### SUPPLIED ENTRIES
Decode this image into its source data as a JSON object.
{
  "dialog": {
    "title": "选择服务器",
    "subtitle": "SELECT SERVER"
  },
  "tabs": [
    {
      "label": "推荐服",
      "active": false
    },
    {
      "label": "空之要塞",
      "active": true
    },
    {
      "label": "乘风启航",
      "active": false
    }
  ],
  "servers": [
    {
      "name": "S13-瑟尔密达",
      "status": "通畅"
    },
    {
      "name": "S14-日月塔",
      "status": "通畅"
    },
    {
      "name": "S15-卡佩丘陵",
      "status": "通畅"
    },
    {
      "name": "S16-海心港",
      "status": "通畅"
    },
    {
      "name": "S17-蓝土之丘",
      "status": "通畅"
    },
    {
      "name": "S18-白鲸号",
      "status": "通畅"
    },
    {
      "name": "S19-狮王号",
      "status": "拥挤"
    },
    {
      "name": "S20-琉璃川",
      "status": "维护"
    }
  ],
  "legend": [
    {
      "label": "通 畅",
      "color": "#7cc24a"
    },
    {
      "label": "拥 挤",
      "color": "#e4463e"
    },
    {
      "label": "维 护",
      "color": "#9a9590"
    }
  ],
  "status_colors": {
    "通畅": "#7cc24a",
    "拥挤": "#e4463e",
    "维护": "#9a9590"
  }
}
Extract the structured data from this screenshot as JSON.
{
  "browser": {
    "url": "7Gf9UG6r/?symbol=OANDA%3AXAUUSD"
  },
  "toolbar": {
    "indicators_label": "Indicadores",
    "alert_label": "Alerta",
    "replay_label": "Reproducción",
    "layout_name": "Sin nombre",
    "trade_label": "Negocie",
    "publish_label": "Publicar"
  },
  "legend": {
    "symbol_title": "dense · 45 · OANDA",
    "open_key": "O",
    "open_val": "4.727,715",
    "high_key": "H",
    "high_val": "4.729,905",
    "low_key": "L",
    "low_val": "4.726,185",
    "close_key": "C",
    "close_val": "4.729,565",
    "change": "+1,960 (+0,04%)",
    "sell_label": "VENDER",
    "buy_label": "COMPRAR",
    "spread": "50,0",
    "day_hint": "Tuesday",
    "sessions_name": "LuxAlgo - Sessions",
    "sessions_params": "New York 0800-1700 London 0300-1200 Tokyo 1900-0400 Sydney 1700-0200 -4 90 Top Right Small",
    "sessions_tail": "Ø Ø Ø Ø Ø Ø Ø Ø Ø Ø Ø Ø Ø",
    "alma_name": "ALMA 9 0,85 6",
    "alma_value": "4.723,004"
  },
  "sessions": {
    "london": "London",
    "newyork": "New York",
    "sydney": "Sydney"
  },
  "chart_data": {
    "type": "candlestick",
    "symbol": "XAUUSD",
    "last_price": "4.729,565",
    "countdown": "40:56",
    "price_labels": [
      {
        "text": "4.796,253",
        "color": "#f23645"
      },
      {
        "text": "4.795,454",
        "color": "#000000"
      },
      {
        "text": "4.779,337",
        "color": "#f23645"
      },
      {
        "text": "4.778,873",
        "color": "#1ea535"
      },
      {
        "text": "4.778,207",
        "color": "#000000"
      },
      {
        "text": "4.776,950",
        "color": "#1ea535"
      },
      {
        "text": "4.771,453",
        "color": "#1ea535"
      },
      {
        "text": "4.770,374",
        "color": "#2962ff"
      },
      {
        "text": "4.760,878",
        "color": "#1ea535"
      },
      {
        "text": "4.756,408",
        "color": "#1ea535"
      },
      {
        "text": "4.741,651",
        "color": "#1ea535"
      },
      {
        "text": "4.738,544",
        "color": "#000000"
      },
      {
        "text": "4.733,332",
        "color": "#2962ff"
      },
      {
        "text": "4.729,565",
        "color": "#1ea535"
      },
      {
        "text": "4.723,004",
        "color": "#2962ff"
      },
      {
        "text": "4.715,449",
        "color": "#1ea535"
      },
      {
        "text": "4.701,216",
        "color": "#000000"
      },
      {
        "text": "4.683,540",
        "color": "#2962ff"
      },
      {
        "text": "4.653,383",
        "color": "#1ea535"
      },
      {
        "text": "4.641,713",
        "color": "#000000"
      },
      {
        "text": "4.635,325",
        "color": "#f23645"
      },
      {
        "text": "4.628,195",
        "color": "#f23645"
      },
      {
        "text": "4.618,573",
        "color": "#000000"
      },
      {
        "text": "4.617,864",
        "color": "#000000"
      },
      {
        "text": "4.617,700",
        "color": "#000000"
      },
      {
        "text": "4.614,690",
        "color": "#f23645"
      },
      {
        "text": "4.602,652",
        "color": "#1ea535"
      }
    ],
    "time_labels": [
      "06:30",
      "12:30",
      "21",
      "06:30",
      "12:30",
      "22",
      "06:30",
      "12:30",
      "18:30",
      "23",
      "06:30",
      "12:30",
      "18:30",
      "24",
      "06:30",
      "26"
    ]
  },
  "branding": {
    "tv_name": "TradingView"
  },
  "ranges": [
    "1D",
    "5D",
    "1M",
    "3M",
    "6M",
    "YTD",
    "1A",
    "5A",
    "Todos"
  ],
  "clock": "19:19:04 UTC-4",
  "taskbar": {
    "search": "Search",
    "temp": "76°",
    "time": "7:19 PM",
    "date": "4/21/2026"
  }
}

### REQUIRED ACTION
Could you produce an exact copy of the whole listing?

### EXPECTED ANSWER
Decode this image into its source data as a JSON object.
{
  "dialog": {
    "title": "选择服务器",
    "subtitle": "SELECT SERVER"
  },
  "tabs": [
    {
      "label": "推荐服",
      "active": false
    },
    {
      "label": "空之要塞",
      "active": true
    },
    {
      "label": "乘风启航",
      "active": false
    }
  ],
  "servers": [
    {
      "name": "S13-瑟尔密达",
      "status": "通畅"
    },
    {
      "name": "S14-日月塔",
      "status": "通畅"
    },
    {
      "name": "S15-卡佩丘陵",
      "status": "通畅"
    },
    {
      "name": "S16-海心港",
      "status": "通畅"
    },
    {
      "name": "S17-蓝土之丘",
      "status": "通畅"
    },
    {
      "name": "S18-白鲸号",
      "status": "通畅"
    },
    {
      "name": "S19-狮王号",
      "status": "拥挤"
    },
    {
      "name": "S20-琉璃川",
      "status": "维护"
    }
  ],
  "legend": [
    {
      "label": "通 畅",
      "color": "#7cc24a"
    },
    {
      "label": "拥 挤",
      "color": "#e4463e"
    },
    {
      "label": "维 护",
      "color": "#9a9590"
    }
  ],
  "status_colors": {
    "通畅": "#7cc24a",
    "拥挤": "#e4463e",
    "维护": "#9a9590"
  }
}
Extract the structured data from this screenshot as JSON.
{
  "browser": {
    "url": "7Gf9UG6r/?symbol=OANDA%3AXAUUSD"
  },
  "toolbar": {
    "indicators_label": "Indicadores",
    "alert_label": "Alerta",
    "replay_label": "Reproducción",
    "layout_name": "Sin nombre",
    "trade_label": "Negocie",
    "publish_label": "Publicar"
  },
  "legend": {
    "symbol_title": "dense · 45 · OANDA",
    "open_key": "O",
    "open_val": "4.727,715",
    "high_key": "H",
    "high_val": "4.729,905",
    "low_key": "L",
    "low_val": "4.726,185",
    "close_key": "C",
    "close_val": "4.729,565",
    "change": "+1,960 (+0,04%)",
    "sell_label": "VENDER",
    "buy_label": "COMPRAR",
    "spread": "50,0",
    "day_hint": "Tuesday",
    "sessions_name": "LuxAlgo - Sessions",
    "sessions_params": "New York 0800-1700 London 0300-1200 Tokyo 1900-0400 Sydney 1700-0200 -4 90 Top Right Small",
    "sessions_tail": "Ø Ø Ø Ø Ø Ø Ø Ø Ø Ø Ø Ø Ø",
    "alma_name": "ALMA 9 0,85 6",
    "alma_value": "4.723,004"
  },
  "sessions": {
    "london": "London",
    "newyork": "New York",
    "sydney": "Sydney"
  },
  "chart_data": {
    "type": "candlestick",
    "symbol": "XAUUSD",
    "last_price": "4.729,565",
    "countdown": "40:56",
    "price_labels": [
      {
        "text": "4.796,253",
        "color": "#f23645"
      },
      {
        "text": "4.795,454",
        "color": "#000000"
      },
      {
        "text": "4.779,337",
        "color": "#f23645"
      },
      {
        "text": "4.778,873",
        "color": "#1ea535"
      },
      {
        "text": "4.778,207",
        "color": "#000000"
      },
      {
        "text": "4.776,950",
        "color": "#1ea535"
      },
      {
        "text": "4.771,453",
        "color": "#1ea535"
      },
      {
        "text": "4.770,374",
        "color": "#2962ff"
      },
      {
        "text": "4.760,878",
        "color": "#1ea535"
      },
      {
        "text": "4.756,408",
        "color": "#1ea535"
      },
      {
        "text": "4.741,651",
        "color": "#1ea535"
      },
      {
        "text": "4.738,544",
        "color": "#000000"
      },
      {
        "text": "4.733,332",
        "color": "#2962ff"
      },
      {
        "text": "4.729,565",
        "color": "#1ea535"
      },
      {
        "text": "4.723,004",
        "color": "#2962ff"
      },
      {
        "text": "4.715,449",
        "color": "#1ea535"
      },
      {
        "text": "4.701,216",
        "color": "#000000"
      },
      {
        "text": "4.683,540",
        "color": "#2962ff"
      },
      {
        "text": "4.653,383",
        "color": "#1ea535"
      },
      {
        "text": "4.641,713",
        "color": "#000000"
      },
      {
        "text": "4.635,325",
        "color": "#f23645"
      },
      {
        "text": "4.628,195",
        "color": "#f23645"
      },
      {
        "text": "4.618,573",
        "color": "#000000"
      },
      {
        "text": "4.617,864",
        "color": "#000000"
      },
      {
        "text": "4.617,700",
        "color": "#000000"
      },
      {
        "text": "4.614,690",
        "color": "#f23645"
      },
      {
        "text": "4.602,652",
        "color": "#1ea535"
      }
    ],
    "time_labels": [
      "06:30",
      "12:30",
      "21",
      "06:30",
      "12:30",
      "22",
      "06:30",
      "12:30",
      "18:30",
      "23",
      "06:30",
      "12:30",
      "18:30",
      "24",
      "06:30",
      "26"
    ]
  },
  "branding": {
    "tv_name": "TradingView"
  },
  "ranges": [
    "1D",
    "5D",
    "1M",
    "3M",
    "6M",
    "YTD",
    "1A",
    "5A",
    "Todos"
  ],
  "clock": "19:19:04 UTC-4",
  "taskbar": {
    "search": "Search",
    "temp": "76°",
    "time": "7:19 PM",
    "date": "4/21/2026"
  }
}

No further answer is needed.